confused, while I explained to him the reason of the bend of bastardy upon the shield yonder on the corner turret" (chap. xiii.). And again in the same novel (Oldbuck loquitur) : " Very true, Sir Arthur ; and here is the baton sinister, the mark of illegitimacy, extended diagonally through both coats upon the shield. Where can our eyes have been, that they did not see this curious monument before ? " (chap, xxiv.)
JOHN PicKFORDj M.A. Newbourne Rectory, Woodbridge.
PONTEFRACT-ON-THAMES (9 th S. IX. 121).
It may be of service to add the following to the references given by COL. PRIDEAUX to this place : Archceologia, xxxvi. 248 ; * Three Fifteenth-Century Chronicles ' (Camden Soc.), xvi. I have not either of the volumes at hand, so cannot tell whether they will throw light on the whereabouts of this place.

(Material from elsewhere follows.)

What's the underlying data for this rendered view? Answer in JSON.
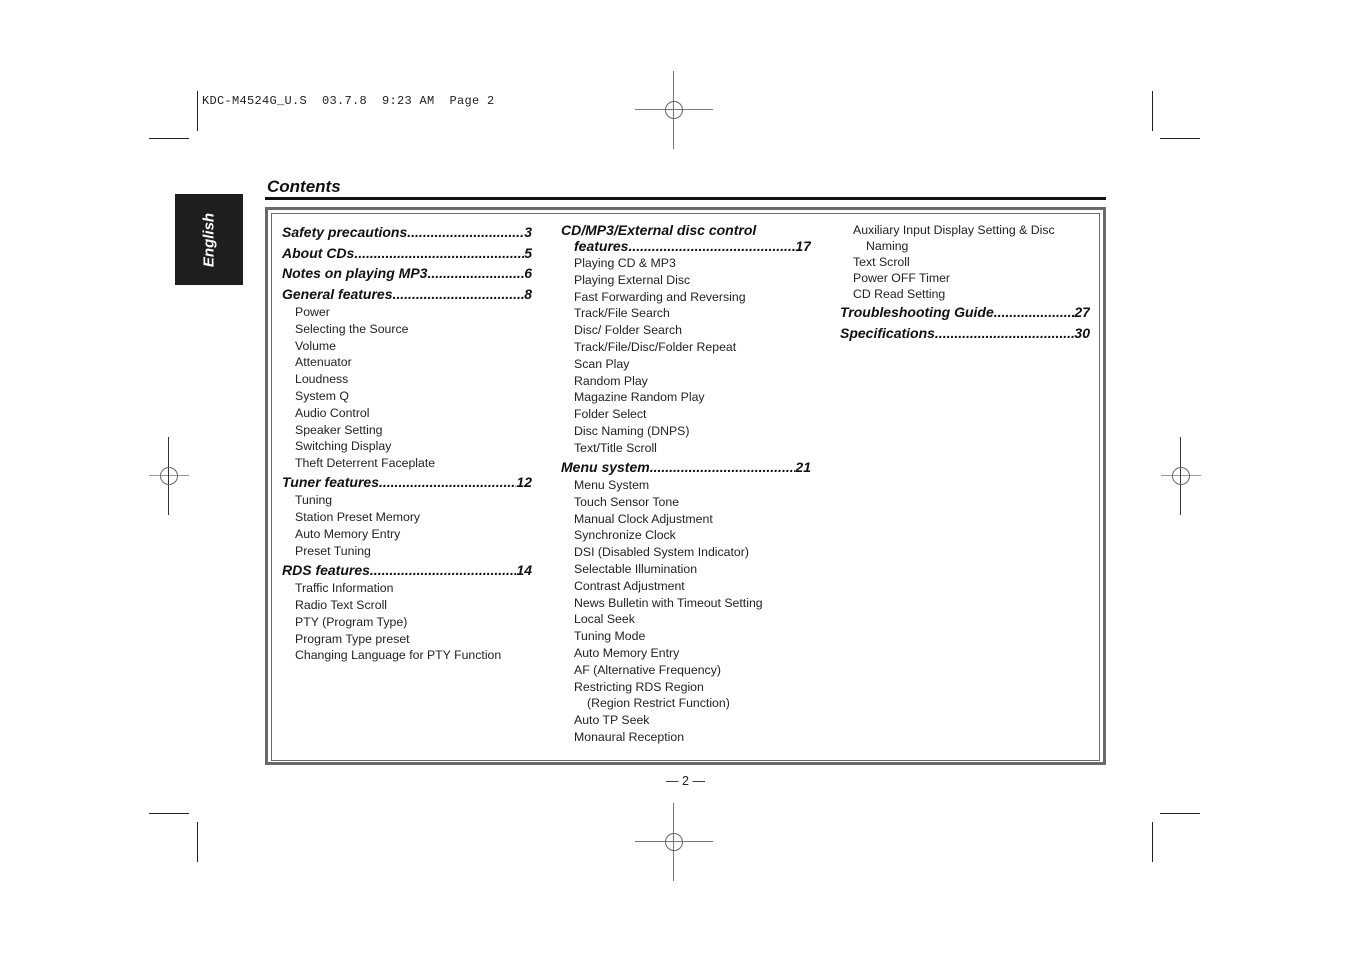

There is a fair account of John Abel, custos of the queen's lands, <fec., 1301-2, in Foss's 1 Judges.' It does not seem probable that any real "broken bridge" in Stepney Marsh could become historical ; it is rather to be supposed that the name of the manor, as Pontefreit, was imported ; there was a family named Pomfret in Essex. ABSENS.
ARMS OF LE NEVE FOSTER (9 th S. ix. 169). Argent, on a cross sable five fleur-de-lis of the field ; a white lily, seeded gold, stalked and leaved vert, are the arms and crest of Le Neve of Ringland, co. Norfolk, and Neave of Dagnam Park, co. Essex, baronet. The motto is "Sola proba quse honesta."
POST-FINE (9 th S. ix. 208). In the 'Law- French Dictionary,' second edition, 1718, is the following :
" Post-fine, Is a Duty belonging to the King for a fine formerly acknowledged before him in his Court, which is paid by the Cognizee after the Fine is fully passed, and all things touching the same wholly accomplished. The Rate thereof is so much, and lialf so much, as was paid to the King for the Fine, and is gathered by the Sheriff of the County where the Land, &c., lyeth, whereof the Fine was Levyed to be answered by him into the Exchequer."
E. E. STREET.
Pd the 22 th of January  to M r Trapps for a post fine for the house
bought of Micha : Davy . x 8 .
Pd M r Trapps for his paines . j 8 . vj d
The above entry is copied from the church- wardens' accounts of Wandsworth for 1627-8. < rom the time of Edward VI. quit/rent had been paid to the reigning sovereign for a